"Face time with your guests"

Wide Appeal

Because rugby does not fall victim to the abusive language and violent behaviour associated with some other sports (although rugby occasions are not renowned for their absence of colourful language and humour – be advised…), rugby internationals are enjoyed by both sexes, and the ratio between them on these occasions is nowhere near as unbalanced as some might think.

"Enjoyed by both both sexes"

The Spirit of Rugby

Perhaps because rugby does not have the mass media following of football, or perhaps for other reasons or a combination thereof, legends of rugby both past and present tend to lack the huge egos or airs and graces of some other successful sportsmen. They are quite happy to talk to “ordinary” people, and never fail to impress with their own modesty and enthusiasm for the game. When you spend the day surrounded by them, as you do in our hospitality facilities, this adds to the enjoyment of the day immensely. Even members of the England team will come back to talk about the match after they have completed their team and commercial obligations – which gives us a great reason to keep the bar open for longer than any other hospitality facility while we wait for them.

Rugby Football Excursion

Euston — the smell of fish and soot and petrol;

Then in the train jogging and jogging,

The sheaf of wires from pole to pole running beside us

Dogging the fancy northward

 

And walking to board the Hibernia — Bass and Guinness,

Bull-necks and brogues and favours

And Kerry-coloured girls; the whole excursion

Savours of twelve years back

 

Back to my adolescence, back to Ireland, 

‘Ilka Moor ba’t a’t’ from Midland voices, 

and Wicklow apricot in early sunshine 
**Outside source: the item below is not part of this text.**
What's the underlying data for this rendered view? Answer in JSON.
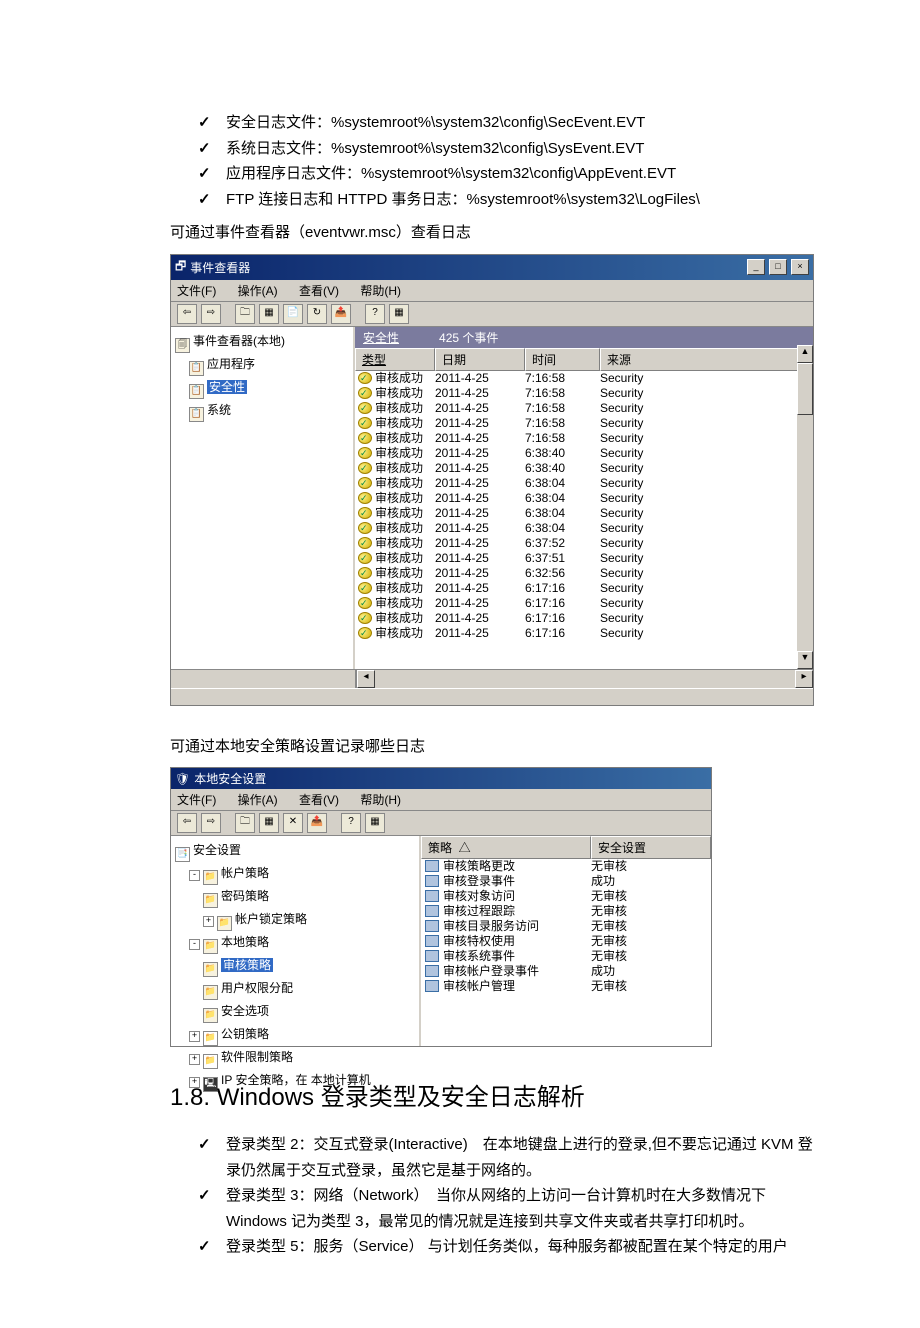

Rejoices what was jaded.

 

Horse-cabs and outside cars―the ballyhoo for trippers― 

And College Park reposeful behind the railings; 

Emphatic old ladies’ voices in a lounge lamenting 

Failings of health and budgets.

 

Lansdowne Road―the swirl of faces, flags, 

Gilbert and Sullivan music, emerald jerseys; 

Spire and crane beyond remind the mind on furlough 

Of Mersey’s code and Rome’s.

 

Eccentric scoring―Nicholson, Marshall and Unwin, 

Replies by Bailey and Daly; 

Rugs around our shins, the effortless place-kick 

Gaily carving the goalposts.

 

Then tea and toast with Fellows and Bishops in a huge 

Regency room in the warmth of a classic assurance 

Looking on Stephen’s Green where they blew up George 

the Second― 

Endurance of one-way thinking.

 

And then a walk through Dublin down the great 

Grey streets broad and straight and drowned in twilight, 

Statues of poets and Anglo-Irish patriots― 

High lights of merged traditions.

 

Junkshops, the smell of poverty, pubs at the corner, 

A chimney on fire and street on street of broken 

Fanlights over the doors of tenement houses― 

Token of the days of Reason.

 

In a frame from Sir Isaac Newton the dusk of Ireland 

Bathes the children whipping their tops on the cobbles 

Or swinging by ropes from a lamp post while a cripple 

Hobbles like a Hogarth sketch.

 

These I must leave, rejoin the beery trippers 

Whose other days prefer today delirious 

Packing the bar on the boat, while a sapphire pinhead 

Sirius marks Dun Laoghaire.

 

"Rugby Football Excursion"

Louis MacNeice 1907-1963

From the poetry collection "The Earth Compels"

Published in 1938

Louis MacNeice - Poet

Why choose rugby at Twickenham for entertaining?